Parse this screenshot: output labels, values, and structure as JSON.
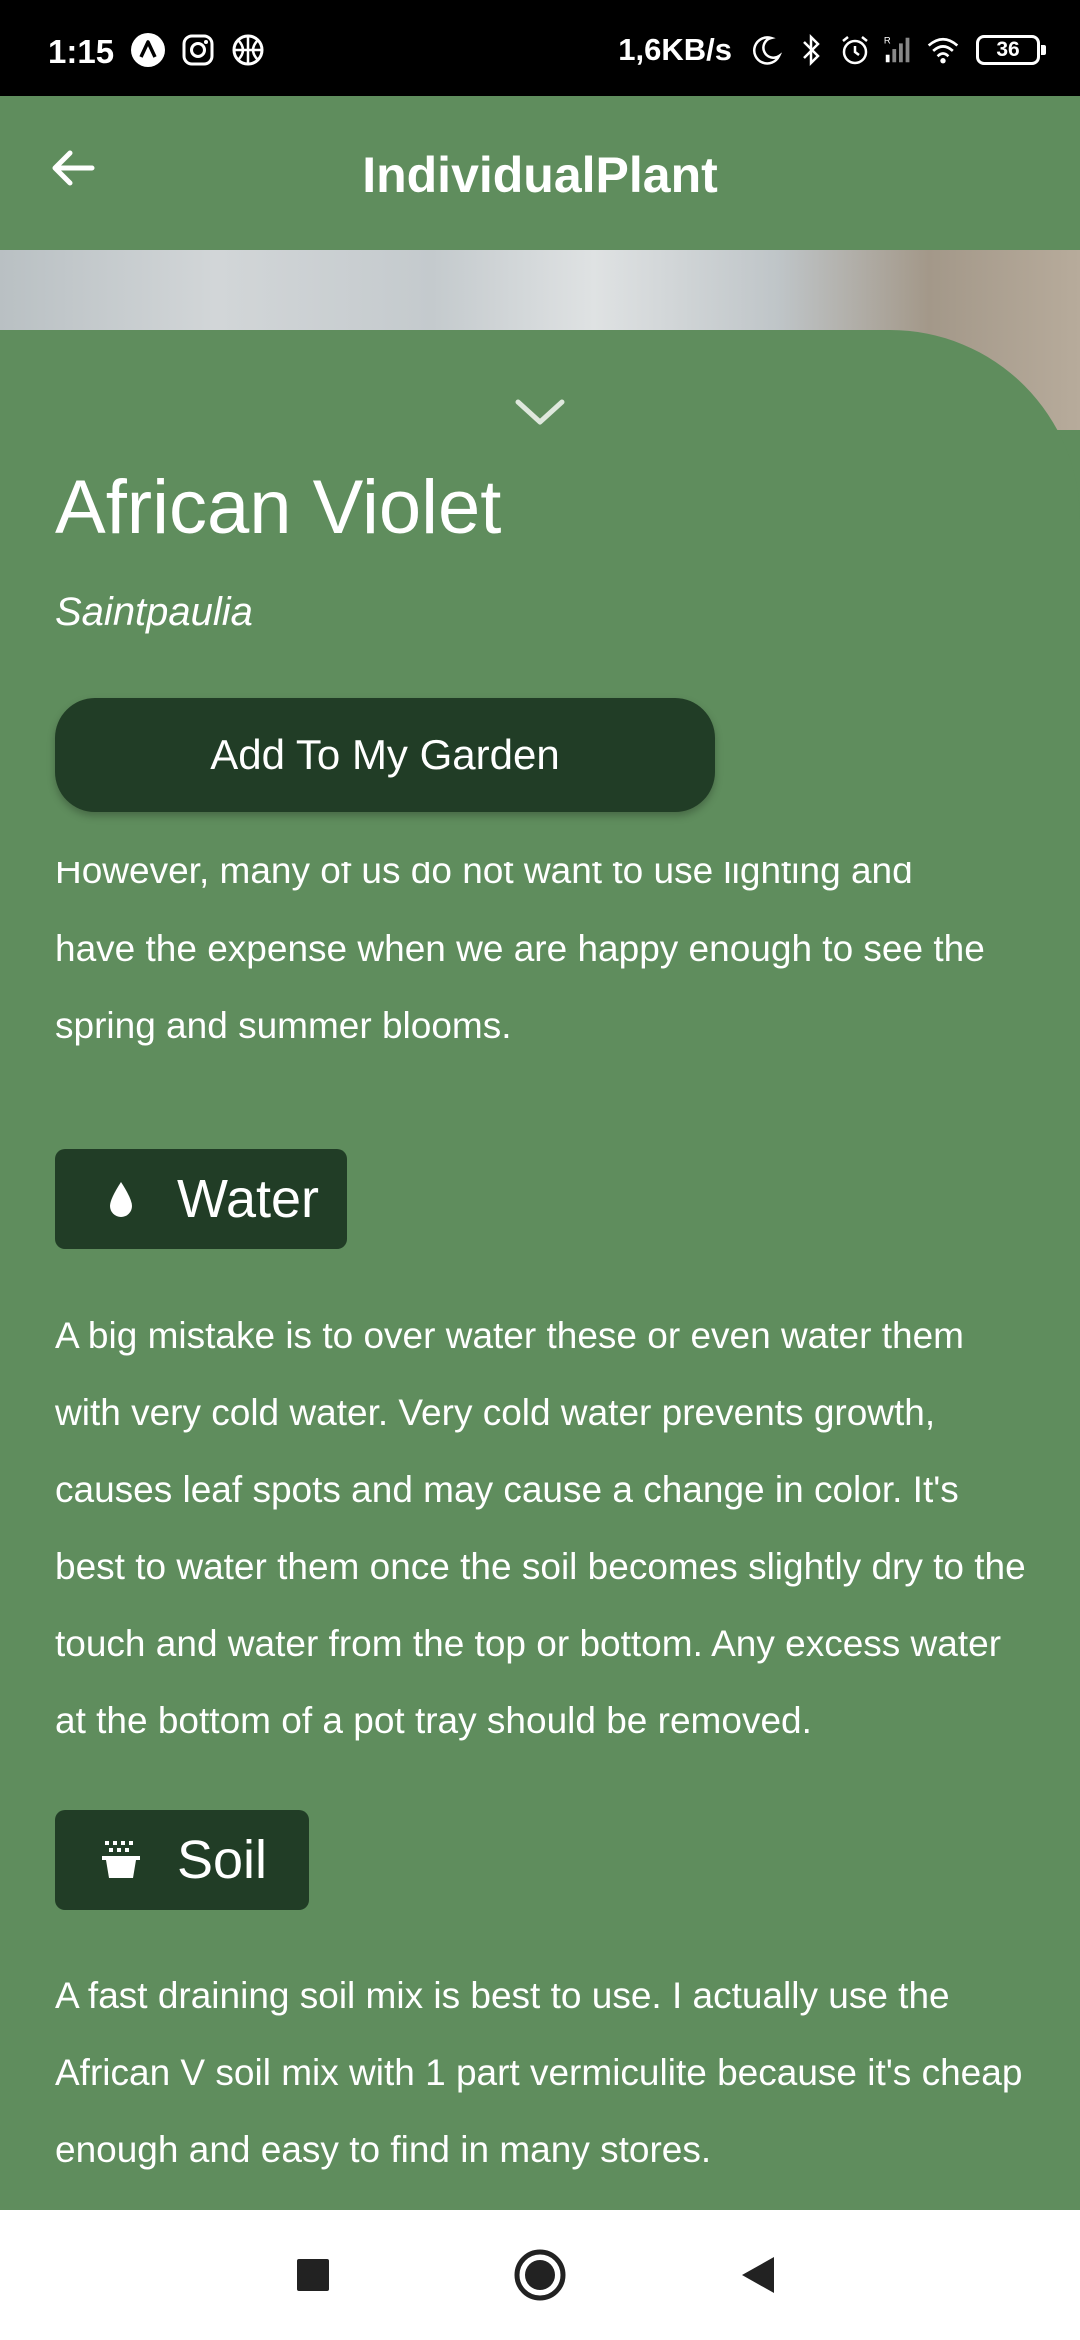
{
  "status_bar": {
    "time": "1:15",
    "left_icons": [
      "a-logo-icon",
      "instagram-icon",
      "basketball-icon"
    ],
    "network_speed": "1,6KB/s",
    "right_icons": [
      "moon-icon",
      "bluetooth-icon",
      "alarm-icon",
      "signal-icon",
      "wifi-icon"
    ],
    "battery_level": "36"
  },
  "app_bar": {
    "title": "IndividualPlant",
    "back_icon": "arrow-left-icon"
  },
  "plant": {
    "name": "African Violet",
    "scientific_name": "Saintpaulia",
    "add_button_label": "Add To My Garden"
  },
  "content": {
    "clipped_line": "However, many of us do not want to use lighting and",
    "light_text": "have the expense when we are happy enough to see the spring and summer blooms.",
    "sections": [
      {
        "title": "Water",
        "icon": "water-drop-icon",
        "text": "A big mistake is to over water these or even water them with very cold water. Very cold water prevents growth, causes leaf spots and may cause a change in color. It's best to water them once the soil becomes slightly dry to the touch and water from the top or bottom. Any excess water at the bottom of a pot tray should be removed."
      },
      {
        "title": "Soil",
        "icon": "soil-pot-icon",
        "text": "A fast draining soil mix is best to use. I actually use the African V soil mix with 1 part vermiculite because it's cheap enough and easy to find in many stores."
      }
    ]
  },
  "nav_bar": {
    "buttons": [
      "recents-square-icon",
      "home-circle-icon",
      "back-triangle-icon"
    ]
  },
  "colors": {
    "background_green": "#5f8d5d",
    "dark_green": "#213d26",
    "text_white": "#ffffff"
  }
}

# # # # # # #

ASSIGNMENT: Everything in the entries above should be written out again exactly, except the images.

COMPLETED EXERCISE:
Parse this screenshot: output labels, values, and structure as JSON.
{
  "status_bar": {
    "time": "1:15",
    "left_icons": [
      "a-logo-icon",
      "instagram-icon",
      "basketball-icon"
    ],
    "network_speed": "1,6KB/s",
    "right_icons": [
      "moon-icon",
      "bluetooth-icon",
      "alarm-icon",
      "signal-icon",
      "wifi-icon"
    ],
    "battery_level": "36"
  },
  "app_bar": {
    "title": "IndividualPlant",
    "back_icon": "arrow-left-icon"
  },
  "plant": {
    "name": "African Violet",
    "scientific_name": "Saintpaulia",
    "add_button_label": "Add To My Garden"
  },
  "content": {
    "clipped_line": "However, many of us do not want to use lighting and",
    "light_text": "have the expense when we are happy enough to see the spring and summer blooms.",
    "sections": [
      {
        "title": "Water",
        "icon": "water-drop-icon",
        "text": "A big mistake is to over water these or even water them with very cold water. Very cold water prevents growth, causes leaf spots and may cause a change in color. It's best to water them once the soil becomes slightly dry to the touch and water from the top or bottom. Any excess water at the bottom of a pot tray should be removed."
      },
      {
        "title": "Soil",
        "icon": "soil-pot-icon",
        "text": "A fast draining soil mix is best to use. I actually use the African V soil mix with 1 part vermiculite because it's cheap enough and easy to find in many stores."
      }
    ]
  },
  "nav_bar": {
    "buttons": [
      "recents-square-icon",
      "home-circle-icon",
      "back-triangle-icon"
    ]
  },
  "colors": {
    "background_green": "#5f8d5d",
    "dark_green": "#213d26",
    "text_white": "#ffffff"
  }
}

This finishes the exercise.